Local health departments are now reintroducing inspections on processed meat in night markets and steakhouses to see if their products are labelled correctly, according to Chiang Yu-mei (姜郁美), acting director for the Food and Drug Administration (FDA) yesterday.
Chiang continued by saying that if any meat product is found to be mislabeled, local health departments will demand that the sellers correct the mistakes immediately.
Based on research conducted by Kuomintang (KMT) lawmakers, few restaurants properly label their processed meat products. Since processed meat needs to be cooked thoroughly to guarantee consumers' safety, the KMT lawmakers fear that many consumers may be getting undercooked meat.
In addition, KMT lawmaker Wu Yu-jen (吳育仁) expressed his concern over the issue, saying that many consumers may be unaware that they are being served processed meat.
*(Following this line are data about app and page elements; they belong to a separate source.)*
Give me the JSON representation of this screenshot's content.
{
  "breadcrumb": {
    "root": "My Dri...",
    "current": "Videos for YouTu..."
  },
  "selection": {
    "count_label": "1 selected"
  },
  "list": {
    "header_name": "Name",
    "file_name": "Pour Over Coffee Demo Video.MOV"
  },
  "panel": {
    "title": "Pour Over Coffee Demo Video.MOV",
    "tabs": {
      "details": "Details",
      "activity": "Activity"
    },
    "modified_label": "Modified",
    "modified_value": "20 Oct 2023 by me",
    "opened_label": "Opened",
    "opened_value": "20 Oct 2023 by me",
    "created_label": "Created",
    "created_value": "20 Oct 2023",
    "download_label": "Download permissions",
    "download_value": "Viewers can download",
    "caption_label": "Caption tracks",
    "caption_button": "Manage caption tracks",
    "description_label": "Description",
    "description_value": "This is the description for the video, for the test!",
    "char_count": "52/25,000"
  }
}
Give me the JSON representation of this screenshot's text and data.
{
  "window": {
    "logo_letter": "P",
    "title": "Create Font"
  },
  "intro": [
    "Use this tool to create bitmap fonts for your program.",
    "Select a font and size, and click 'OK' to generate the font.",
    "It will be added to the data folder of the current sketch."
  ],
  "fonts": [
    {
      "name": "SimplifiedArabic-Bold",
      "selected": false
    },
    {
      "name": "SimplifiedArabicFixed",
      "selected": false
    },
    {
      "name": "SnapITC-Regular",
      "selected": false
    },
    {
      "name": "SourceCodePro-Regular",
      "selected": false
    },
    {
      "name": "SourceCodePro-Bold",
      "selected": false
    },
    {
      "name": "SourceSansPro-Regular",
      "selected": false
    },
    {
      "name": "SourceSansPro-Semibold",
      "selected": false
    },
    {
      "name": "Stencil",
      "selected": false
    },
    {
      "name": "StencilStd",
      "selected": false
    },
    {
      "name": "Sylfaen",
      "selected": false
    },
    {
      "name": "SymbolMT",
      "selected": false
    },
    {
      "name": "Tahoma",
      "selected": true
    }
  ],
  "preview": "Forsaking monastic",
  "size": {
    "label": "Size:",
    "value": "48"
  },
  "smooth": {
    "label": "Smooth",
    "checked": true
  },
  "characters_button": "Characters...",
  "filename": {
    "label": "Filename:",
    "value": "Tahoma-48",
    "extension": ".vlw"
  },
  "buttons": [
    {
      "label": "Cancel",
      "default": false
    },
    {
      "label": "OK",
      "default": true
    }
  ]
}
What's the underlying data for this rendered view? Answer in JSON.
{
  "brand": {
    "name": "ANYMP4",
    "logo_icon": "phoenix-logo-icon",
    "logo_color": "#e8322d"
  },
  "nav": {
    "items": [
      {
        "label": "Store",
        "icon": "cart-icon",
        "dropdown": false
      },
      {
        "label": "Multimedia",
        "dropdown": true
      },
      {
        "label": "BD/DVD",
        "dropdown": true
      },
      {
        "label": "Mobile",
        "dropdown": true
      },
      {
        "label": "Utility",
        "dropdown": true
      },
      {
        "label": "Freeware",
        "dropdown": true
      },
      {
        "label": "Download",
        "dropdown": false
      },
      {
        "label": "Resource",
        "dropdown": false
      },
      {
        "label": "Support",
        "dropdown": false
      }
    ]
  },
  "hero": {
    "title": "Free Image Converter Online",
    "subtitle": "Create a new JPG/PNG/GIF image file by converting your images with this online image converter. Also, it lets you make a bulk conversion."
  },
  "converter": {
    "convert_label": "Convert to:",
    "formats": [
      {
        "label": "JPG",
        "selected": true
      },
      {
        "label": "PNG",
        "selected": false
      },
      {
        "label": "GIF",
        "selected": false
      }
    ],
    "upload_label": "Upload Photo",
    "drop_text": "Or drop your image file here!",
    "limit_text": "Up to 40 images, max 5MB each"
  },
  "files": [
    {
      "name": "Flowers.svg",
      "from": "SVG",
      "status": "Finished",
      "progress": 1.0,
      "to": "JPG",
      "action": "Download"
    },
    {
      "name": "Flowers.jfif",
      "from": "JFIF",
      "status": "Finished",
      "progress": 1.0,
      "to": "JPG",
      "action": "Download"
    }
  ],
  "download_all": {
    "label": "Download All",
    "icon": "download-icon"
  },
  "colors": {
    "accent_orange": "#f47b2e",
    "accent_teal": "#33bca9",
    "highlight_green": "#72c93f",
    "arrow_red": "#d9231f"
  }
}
Considering the cost of a real cut of steak, it is questionable for all-you-can-eat barbecue restaurants to launch the NT$700 (S$30) per person sets so commonly seen around the nation.
KMT lawmakers stated that they will propose an amendment to force restaurants to mark their meat products correctly and to tell the consumers if they are using processed meat instead of original cuts.
In addition, KMT lawmakers also said that the amendments will include punishments for violating the regulation.
Chiang emphasised that since 2004, the central government has been reminding local health departments and restaurants that it is essential to cook processed meat completely in order to rid the products of harmful bacteria.
Currently, companies that sell improperly labelled packaged processed meat can face a fine from NT$40,000 to NT$4 million.
According to Chiang, the government has not authority to force restaurants to properly label processed meat. However, once the proposed amendments are passed, the government will punish all sellers who violate this rule.